Today, the New York Times published their report covering the drama surrounding the Hot Coffee mod, and even though it’s a few days behind the initial reports, it’s nevertheless a great read – quite possibly the most fair and balanced one I’ve read thus far from the press.
In taking on the Grand Theft Auto series, Mr. Yee was going after a well-known target. “This particular game has been known to include extremely heinous acts of violence,” his statement said, “and now it has been uncovered that the game also includes explicit sexual scenes that are inappropriate for our children.”
Grand Theft Auto: San Andreas is not intended for younger children. It is rated M, or mature, for players 17 years and older. The national electronics store chains sell M-rated games, but tend to avoid adult-only titles.

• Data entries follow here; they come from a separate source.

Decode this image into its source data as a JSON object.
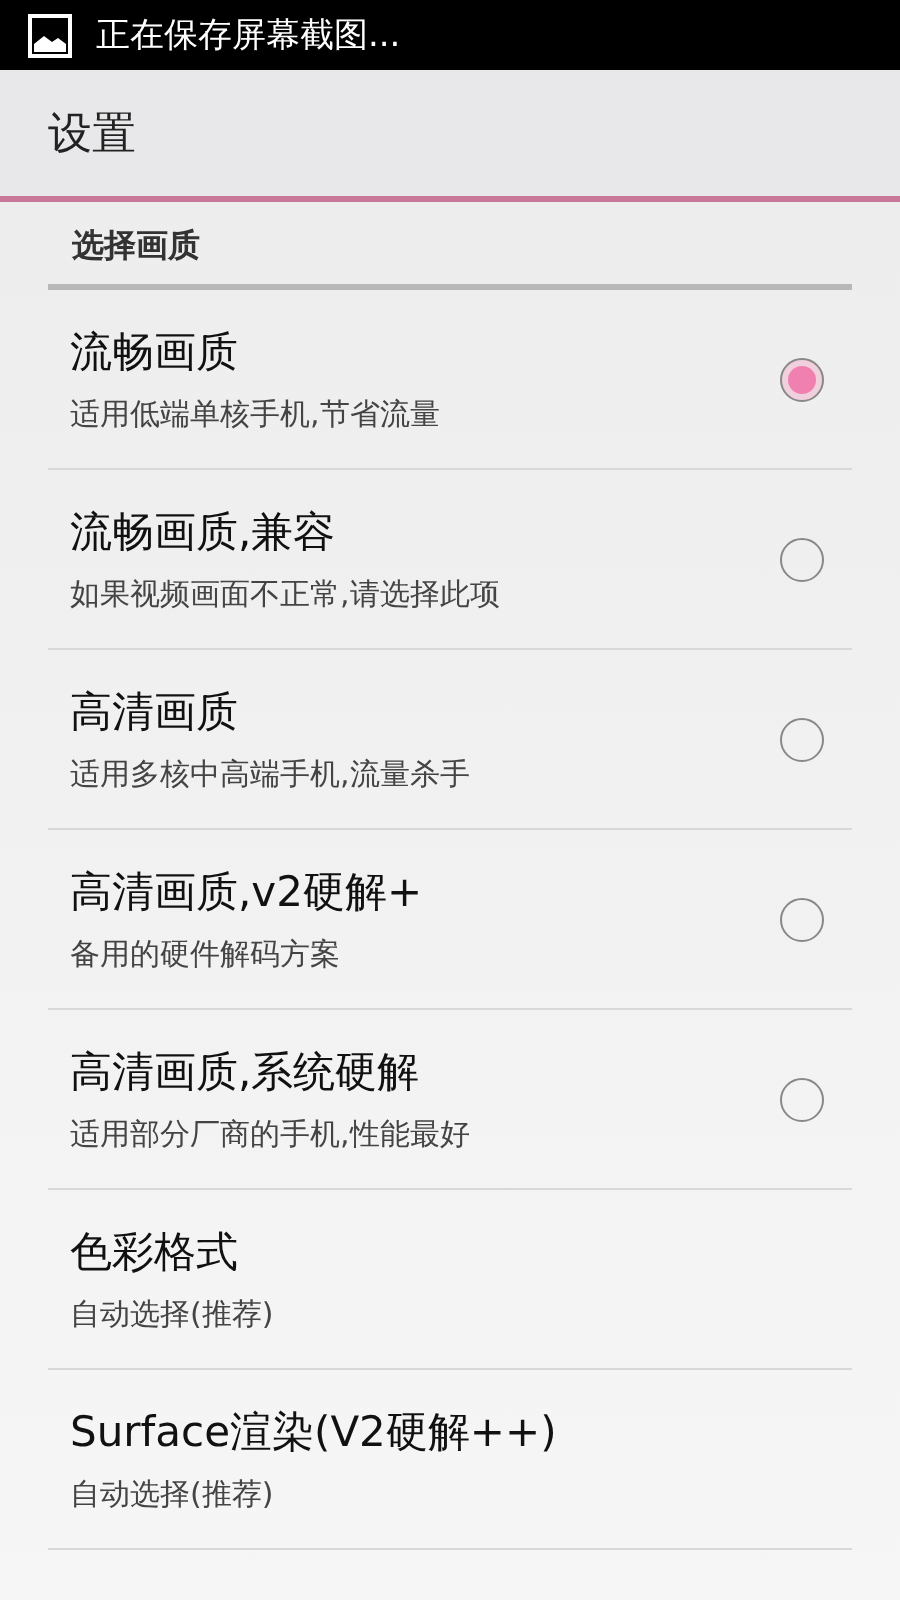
{
  "status_bar": {
    "notification": "正在保存屏幕截图..."
  },
  "action_bar": {
    "title": "设置"
  },
  "section": {
    "title": "选择画质"
  },
  "items": [
    {
      "kind": "radio",
      "title": "流畅画质",
      "summary": "适用低端单核手机,节省流量",
      "selected": true
    },
    {
      "kind": "radio",
      "title": "流畅画质,兼容",
      "summary": "如果视频画面不正常,请选择此项",
      "selected": false
    },
    {
      "kind": "radio",
      "title": "高清画质",
      "summary": "适用多核中高端手机,流量杀手",
      "selected": false
    },
    {
      "kind": "radio",
      "title": "高清画质,v2硬解+",
      "summary": "备用的硬件解码方案",
      "selected": false
    },
    {
      "kind": "radio",
      "title": "高清画质,系统硬解",
      "summary": "适用部分厂商的手机,性能最好",
      "selected": false
    },
    {
      "kind": "plain",
      "title": "色彩格式",
      "summary": "自动选择(推荐)"
    },
    {
      "kind": "plain",
      "title": "Surface渲染(V2硬解++)",
      "summary": "自动选择(推荐)"
    }
  ]
}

While I usually offer some sort of quip or rundown of the articles I report on, I think in this case you should just go ahead and read it yourself. Unlike some of the other reports that have been surfacing around the net lately, the one published by the New York Times gives us a nice look at both sides of the proverbial fence, without catering too much to either side.
Whether the publishers will be held responsible if they wrote, and then hid, the sexually graphic scenes is not clear. The sexually explicit scenes do not appear with a few keystrokes, as happens with software “Easter eggs” – typically names, messages or games hidden in programs. The graphic episodes in Grand Theft Auto cannot be rendered unless a user downloads the Hot Coffee code or a similar program.
Finally, someone acknowledging the fact that you have to make a conscious effort to download the modification (and then install it) to even access the minigame! Not to mention that you then have to go into the game and spend time heading to the appropriate area to be able to play the minigame. Heck, it’s easier for a ten year old to mistakingly browse onto the (other, not-so-political) White House website.
Thanks on behalf of myself to Steve Lohr for reminding the rest of the world of the basics; Grand Theft Auto isn’t for kids, Rockstar wasn’t responsible for the modification, and the content isn’t available in any non-modified version of the game. I’m sure that the rest of the community feels the same way.
New York Times
NY Times Article (You need to be registered to view it.)